» TASK ITEM
An exact copy of the data is needed, one that excludes all pictures.

Data extracted from a collection
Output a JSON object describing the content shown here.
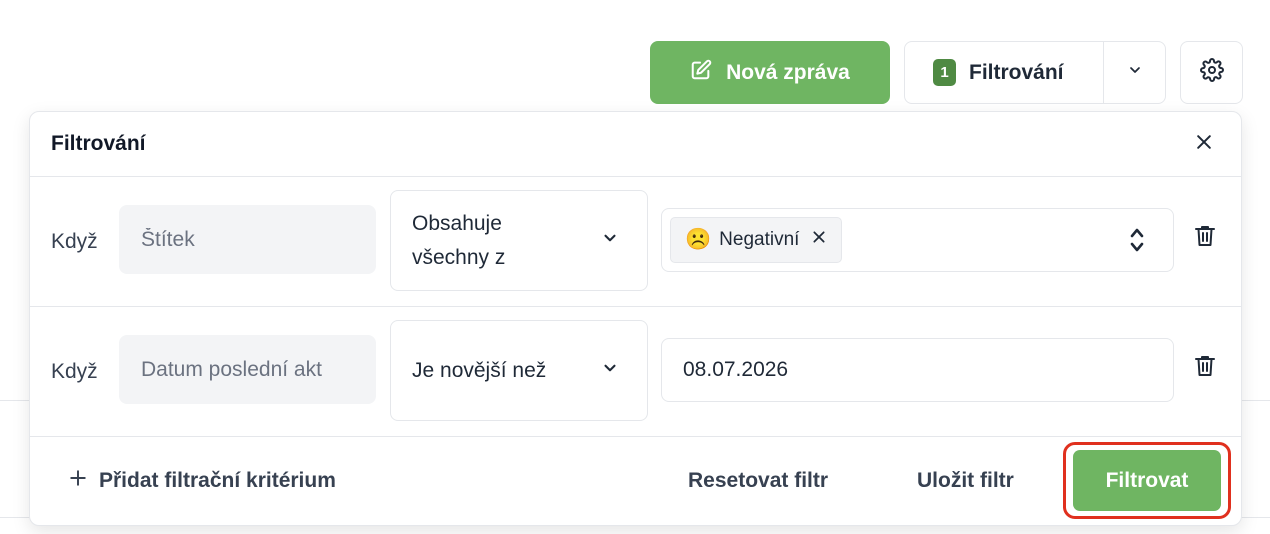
{
  "toolbar": {
    "new_message_label": "Nová zpráva",
    "filter_count": "1",
    "filter_label": "Filtrování"
  },
  "filter_panel": {
    "title": "Filtrování",
    "rows": [
      {
        "condition_label": "Když",
        "field_placeholder": "Štítek",
        "operator": "Obsahuje všechny z",
        "chips": [
          {
            "emoji": "☹️",
            "label": "Negativní"
          }
        ]
      },
      {
        "condition_label": "Když",
        "field_placeholder": "Datum poslední akt",
        "operator": "Je novější než",
        "value": "08.07.2026"
      }
    ],
    "add_criterion_label": "Přidat filtrační kritérium",
    "reset_label": "Resetovat filtr",
    "save_label": "Uložit filtr",
    "apply_label": "Filtrovat"
  },
  "colors": {
    "accent_green": "#6fb562",
    "badge_green": "#4f8a43",
    "highlight_red": "#e0301e"
  }
}
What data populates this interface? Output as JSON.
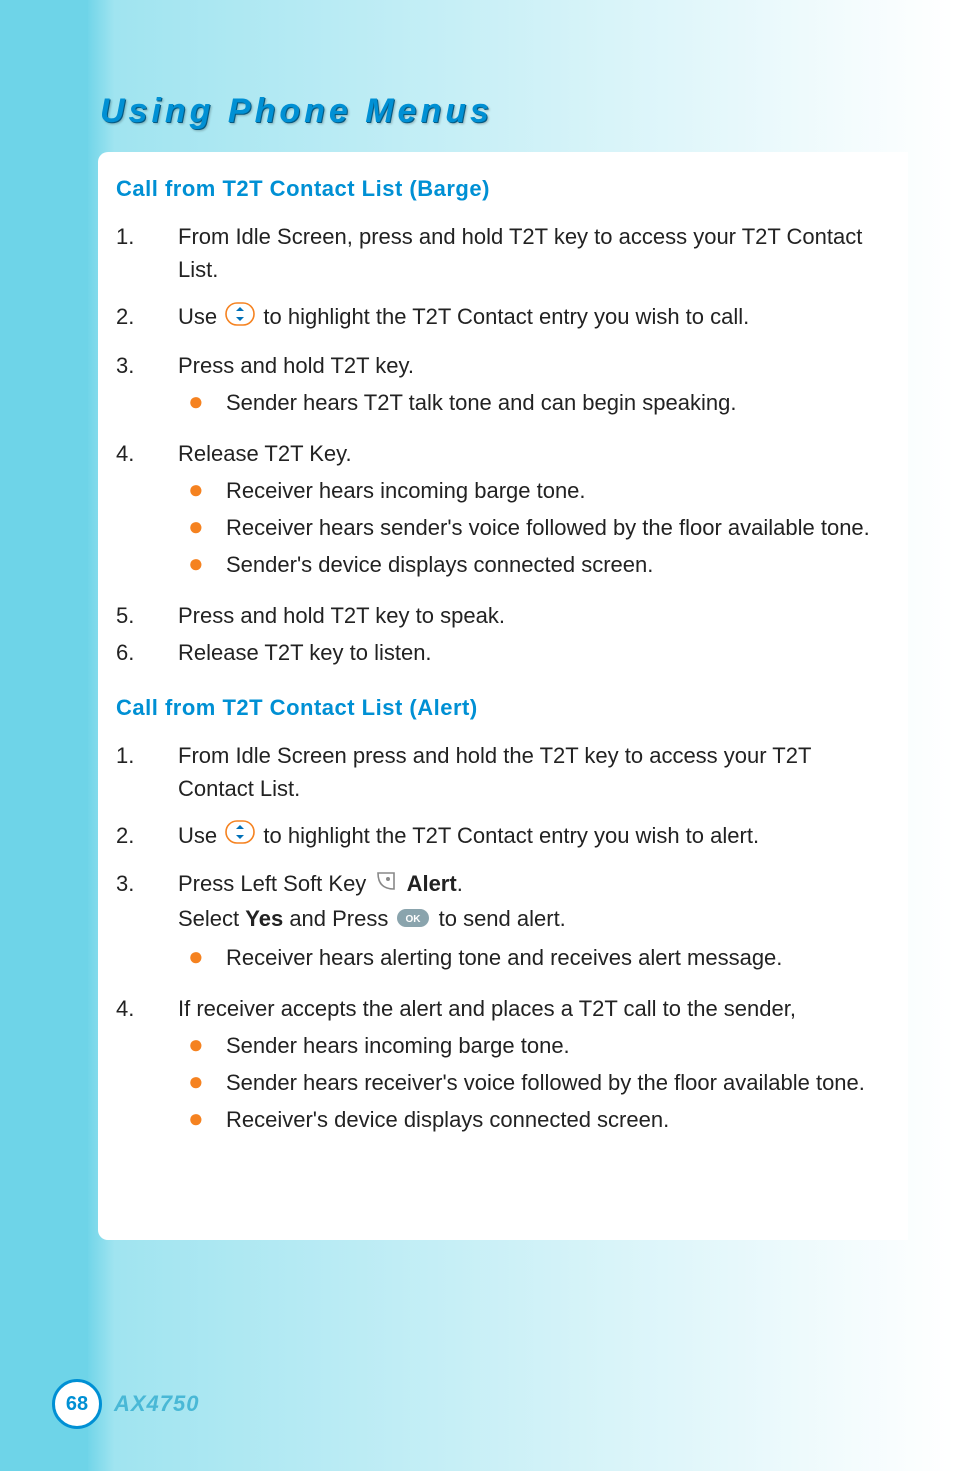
{
  "header": {
    "title": "Using Phone Menus"
  },
  "section1": {
    "heading": "Call from T2T Contact List (Barge)",
    "items": [
      {
        "n": "1.",
        "text": "From Idle Screen, press and hold T2T key to access your T2T Contact List."
      },
      {
        "n": "2.",
        "pre": "Use ",
        "post": " to highlight the T2T Contact entry you wish to call."
      },
      {
        "n": "3.",
        "text": "Press and hold T2T key.",
        "bullets": [
          "Sender hears T2T talk tone and can begin speaking."
        ]
      },
      {
        "n": "4.",
        "text": "Release T2T Key.",
        "bullets": [
          "Receiver hears incoming barge tone.",
          "Receiver hears sender's voice followed by the floor available tone.",
          "Sender's device displays connected screen."
        ]
      },
      {
        "n": "5.",
        "text": "Press and hold T2T key to speak."
      },
      {
        "n": "6.",
        "text": "Release T2T key to listen."
      }
    ]
  },
  "section2": {
    "heading": "Call from T2T Contact List (Alert)",
    "items": [
      {
        "n": "1.",
        "text": "From Idle Screen press and hold the T2T key to access your T2T Contact List."
      },
      {
        "n": "2.",
        "pre": "Use ",
        "post": " to highlight the T2T Contact entry you wish to alert."
      },
      {
        "n": "3.",
        "line1_pre": "Press Left Soft Key ",
        "line1_bold": "Alert",
        "line1_post": ".",
        "line2_pre": "Select ",
        "line2_bold1": "Yes",
        "line2_mid": " and Press ",
        "line2_post": " to send alert.",
        "bullets": [
          "Receiver hears alerting tone and receives alert message."
        ]
      },
      {
        "n": "4.",
        "text": "If receiver accepts the alert and places a T2T call to the sender,",
        "bullets": [
          "Sender hears incoming barge tone.",
          "Sender hears receiver's voice followed by the floor available tone.",
          "Receiver's device displays connected screen."
        ]
      }
    ]
  },
  "footer": {
    "page": "68",
    "model": "AX4750"
  }
}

» OUTPUT OF THE TASK
Output a JSON object describing the content shown here.
{
  "toolbar": {
    "new_message_label": "Nová zpráva",
    "filter_count": "1",
    "filter_label": "Filtrování"
  },
  "filter_panel": {
    "title": "Filtrování",
    "rows": [
      {
        "condition_label": "Když",
        "field_placeholder": "Štítek",
        "operator": "Obsahuje všechny z",
        "chips": [
          {
            "emoji": "☹️",
            "label": "Negativní"
          }
        ]
      },
      {
        "condition_label": "Když",
        "field_placeholder": "Datum poslední akt",
        "operator": "Je novější než",
        "value": "08.07.2026"
      }
    ],
    "add_criterion_label": "Přidat filtrační kritérium",
    "reset_label": "Resetovat filtr",
    "save_label": "Uložit filtr",
    "apply_label": "Filtrovat"
  },
  "colors": {
    "accent_green": "#6fb562",
    "badge_green": "#4f8a43",
    "highlight_red": "#e0301e"
  }
}
What data populates this interface? Output as JSON.
{
  "header": {
    "title": "Using Phone Menus"
  },
  "section1": {
    "heading": "Call from T2T Contact List (Barge)",
    "items": [
      {
        "n": "1.",
        "text": "From Idle Screen, press and hold T2T key to access your T2T Contact List."
      },
      {
        "n": "2.",
        "pre": "Use ",
        "post": " to highlight the T2T Contact entry you wish to call."
      },
      {
        "n": "3.",
        "text": "Press and hold T2T key.",
        "bullets": [
          "Sender hears T2T talk tone and can begin speaking."
        ]
      },
      {
        "n": "4.",
        "text": "Release T2T Key.",
        "bullets": [
          "Receiver hears incoming barge tone.",
          "Receiver hears sender's voice followed by the floor available tone.",
          "Sender's device displays connected screen."
        ]
      },
      {
        "n": "5.",
        "text": "Press and hold T2T key to speak."
      },
      {
        "n": "6.",
        "text": "Release T2T key to listen."
      }
    ]
  },
  "section2": {
    "heading": "Call from T2T Contact List (Alert)",
    "items": [
      {
        "n": "1.",
        "text": "From Idle Screen press and hold the T2T key to access your T2T Contact List."
      },
      {
        "n": "2.",
        "pre": "Use ",
        "post": " to highlight the T2T Contact entry you wish to alert."
      },
      {
        "n": "3.",
        "line1_pre": "Press Left Soft Key ",
        "line1_bold": "Alert",
        "line1_post": ".",
        "line2_pre": "Select ",
        "line2_bold1": "Yes",
        "line2_mid": " and Press ",
        "line2_post": " to send alert.",
        "bullets": [
          "Receiver hears alerting tone and receives alert message."
        ]
      },
      {
        "n": "4.",
        "text": "If receiver accepts the alert and places a T2T call to the sender,",
        "bullets": [
          "Sender hears incoming barge tone.",
          "Sender hears receiver's voice followed by the floor available tone.",
          "Receiver's device displays connected screen."
        ]
      }
    ]
  },
  "footer": {
    "page": "68",
    "model": "AX4750"
  }
}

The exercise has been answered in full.